Healthy Facilities™

Process Cleaning for Healthy Schools®

Process Cleaning for Healthy Schools® Logo

Frederick Winslow Taylor's ideals of systemization and standardization, developed in the early 1900's, underpin Process Cleaning for Healthy Schools' mission to streamline cleaning processes through systematized methods and standardized products and equipment.


Finding the one best way to clean means analyzing the facility's needs and the tasks involved in meeting those needs. It means assessing method and equipment options and available workforce and then putting it all together in a systematic cleaning program that runs like a finely crafted watch.


Just as every wheel or gear in a fine watch performs a specific integrated function, so should every part of a viable cleaning program. By designing a plan, selecting the finest parts and fitting them all together in synchronized fashion, the watchmaker creates an accurate timepiece. Finding the one best way to clean begins much the same way - with a carefully devised plan.


A needs analysis, including the desired level of clean and the frequency of cleaning necessary to reach that level, can serve as the groundwork for such a plan. This often keys on the building's use, traffic flow and outside influences such as weather conditions.
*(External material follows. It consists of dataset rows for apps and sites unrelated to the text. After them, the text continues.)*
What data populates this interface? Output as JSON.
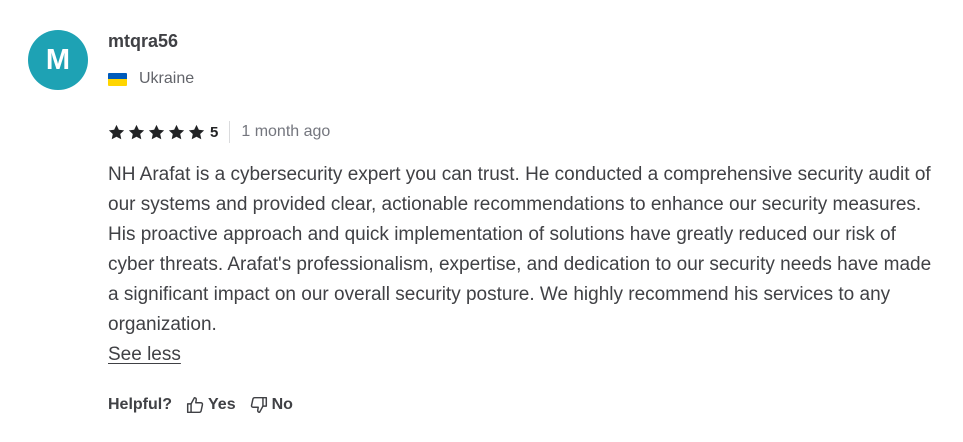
{
  "reviewer": {
    "avatar_letter": "M",
    "avatar_color": "#1ea2b4",
    "username": "mtqra56",
    "country": "Ukraine",
    "flag_colors": {
      "top": "#005bbb",
      "bottom": "#ffd500"
    }
  },
  "rating": {
    "stars": 5,
    "value": "5",
    "star_color": "#222325"
  },
  "time_ago": "1 month ago",
  "review_text": "NH Arafat is a cybersecurity expert you can trust. He conducted a comprehensive security audit of our systems and provided clear, actionable recommendations to enhance our security measures. His proactive approach and quick implementation of solutions have greatly reduced our risk of cyber threats. Arafat's professionalism, expertise, and dedication to our security needs have made a significant impact on our overall security posture. We highly recommend his services to any organization.",
  "see_less_label": "See less",
  "helpful": {
    "label": "Helpful?",
    "yes_label": "Yes",
    "no_label": "No",
    "yes_icon": "thumbs-up-icon",
    "no_icon": "thumbs-down-icon"
  }
}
Schools and universities require daily clean-up of classrooms and common areas, daily disinfecting or sanitizing of desk tops, water fountains and doorknobs, and more frequent restroom cleaning than many other facilities.


A thorough needs analysis should include any special needs the building may have. In addition to routine cleaning and monitoring, are there other tasks, such as window cleaning, that will need to be performed? What are the budget constraints? A clear understanding of the building's needs in relation to budget allows cleaning managers to develop a plan that works - for both the customer and the cleaning operation.
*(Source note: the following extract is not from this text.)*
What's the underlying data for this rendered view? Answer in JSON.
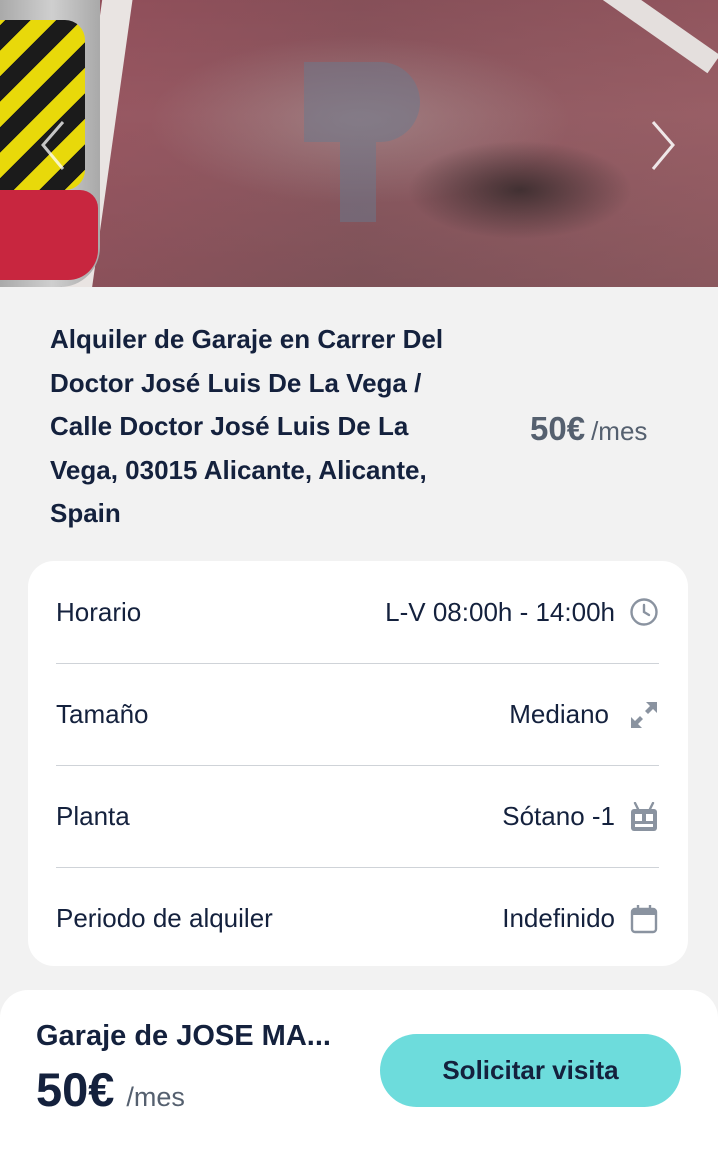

PC4HS Supports National Healthy Schools Day with Decluttering Message

The Process Cleaning for Healthy Schools® (PC4HS) 501(c)3 nonprofit organization is supporting the National Healthy Schools Day, on April 7th, 2015 – an annual event coordinated by the national nonprofit Healthy Schools Network, Inc. – by promoting a classroom anti-clutter program in New England schools, with the goal to enable better, more productive, and healthier cleaning in school environments.Read more…

Western Nevada College to Implement PC4HS

Western Nevada College (WNC) − a community college in northwestern NV offering more than 40 academic degrees and certificates − will be implementing the Process Cleaning for Healthy Schools (PC4HS) program starting in March 2015.Read more…

The PC4HS Journal - Coming Summer 2015

The PC4HS Journal will serve as a quarterly support, news and update publication to keep the growing PC4HS Community informed and inspired.Read more…

Make Training Effective and Affordable by Standardizing It

Training of cleaning staff is vital – and often daunting – in elementary schools where growing children are more vulnerable than adults; research indicates there is a link between the cleanliness of the environment, student performance and absenteeism; and budgets are fiercely tight.Read more…

Process Cleaning for Healthy Schools (PC4HS) Endorses ISSA’s Cleaning Industry Training Standard (CITS)

PC4HS will develop PC4HS custodial training programs that can be accredited under CITS in the context of the Cleaning Industry Management Standard (CIMS).Read more…

Train Don’t Strain - Update

Dr. Edwards Deming, the quality expert who taught the Japanese how to build great cars, said: “People do not fail – systems do.” If you put good people in a bad system, the results are still bad. If you put average people into a good system -- the right system -- and train them in it, the results are good.Read more…














Healthy School

Process Cleaning for Healthy Schools® Awarded 501c3 Federal Tax-exempt Status

Process Cleaning for Healthy Schools® (PC4HS) has received formal recognition and status as a 501(c)(3) tax-exempt nonprofit organization — i.e., public charity status — effective December 13, 2010.


The U.S. Department of the Treasury, Internal Revenue Service, letter, dated February 28, 2014 reads:


“We are pleased to inform you that upon review of your application for tax exempt status we have determined that you are exempt from Federal income tax under section 501(c) (3) of the Internal Revenue Code. Contributions to you are deductible under section 170 of the Code. You are also qualified to receive tax-deductible bequests, devises, transfers or gifts under section 2055, 2106 or 2522 of the Code. Because this letter could help resolve any questions regarding your exempt status, you should keep it in your permanent records. Organizations exempt under section 501(c)(3) of the Code are further classified as either public charities or private foundations. We determined that you are a public charity under the Code section(s) listed in the heading of this letter. Please see Publication 4221-PC, Compliance Guide for 501(c)(3) Public Charities ─ − for helpful information about your responsibilities as an exempt organization.”


Q: Isn't Process Cleaning Just Another Way to Eliminate Jobs?

Candidly, we do not believe in saving money by eliminating custodians.Read more…

Outlining What Custodians Need to Know

An outline of what Custodians need to know to be successful with their process.Read more…

Spreading the Success of PC4HS® - Douglas County School District

A summary of the success Douglas County School District had with PC4HS.Read more…